Evangel Church is serving the Pokémon GO crowds gathering near their church.
Evangel Church is serving the Pokémon GO crowds gathering near their church.

We’ve never seen such a positive response. Over and over, we’ve been asked, “Who are you? Why are you doing this?” When we answer that Jesus said to love our neighbours (and we suddenly have a lot of neighbours!) we hear over and over, “I’ve never seen a church that cared about its neighbours like this.”

Continue reading Montreal Church Serves Pokémon GO Crowds

To Colour is to Grow, especially when you don’t know what you are doing

by Karen Stiller

Last week I experienced spiritual growth by colouring the cover of the Jul/Aug issue of Faith Today. 

To colour is to grow, discovered Karen Stiller
To colour is to grow, discovered Karen Stiller

It wasn’t so much in the realm of theological insights, but more, I would say, in the area of sober self-examination and humility. I realized, and yes, I am thankful for this insight thank you very much, that I am still rather impatient and messy with an impaired sense of how colours work together (red and pink together, bring it on!)

As I whittled away with a paring knife at the kitchen sink (rather feverishly now that I reflect), trying to sharpen one of those coloured pencils with no actual sharpener within 100 miles, I dealt with existential questions like: Why am I here?

In time, back aching, I forced myself to relax a bit and began more of a loose, looping scribbling, a “get ‘er done,” kind of colouring, much like my boys did so many years ago. Then, I came face to face with my own inflated pride (enough growth already!) as I took a slightly far-off picture of my colouring, so that people couldn’t really see it close up.

But then, squinting, I actually started to grow fond of my creation and tell myself I was quite something after all. Thus began the phase where I left it on the coffee table, hoping for compliments.

So, as you can see, it was actually a marathon of spiritual growth. A veritable triathlon of insight leading me to the conclusion that perhaps I really am best to colour mostly, or only, with words. Certainly not with a deadline. And definitely not with a desire to impress. And clearly with a pencil sharpener on hand.

Karen Stiller is a senior editor of Faith Today. It’s not too late for you to send in your own version of our Jul/Aug cover! Email us at Check out the subscription deal this month which will put a wonderful cololuring book into your hands. 

La lutte de l’Université Trinity Western pour la liberté de religion s’intensifie


Les experts disent que c’est une cause importante − pour tout le monde

Par Allison Barron

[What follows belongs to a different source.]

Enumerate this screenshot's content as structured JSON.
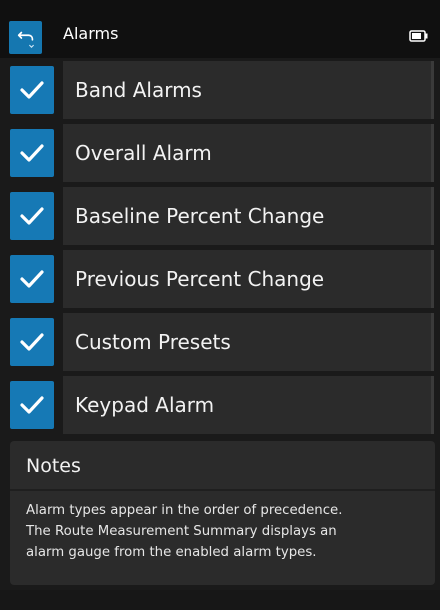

Jessie Legaree est diplômée de la Trinity Western University (TWU),  avec un baccalauréat et une maîtrise. Ayant fréquenté la faculté de droit à l’Université de Toronto, elle fait présentement un stage à Abbotsford, Colombie-Britannique.

Et elle voit son alma mater traverser une série d’appels et de contre-appels pour obtenir le droit d’avoir sa propre faculté de droit.

Legaree dit que ses études à TWU ont favorisé sa croissance académique et spirituelle, en plus d’améliorer ses futures compétences d’avocate en instillant en elle un amour pour toutes les personnes et un désir de servir autrui. Elle appuie l’idée d’une faculté de droit reconnue à travers le Canada.

« Une éducation juridique chrétienne supporte un plus grand appel qui enracine la défense dans le service, et je ne peux imaginer meilleures assises pour les futurs avocats, » explique-t-elle.

Mais cet avenir pourrait ne pas être possible avec l’action en justice sans précédent que TWU doit subir dans quelques provinces.

Continue reading La lutte de l’Université Trinity Western pour la liberté de religion s’intensifie

Canada's Christian Magazine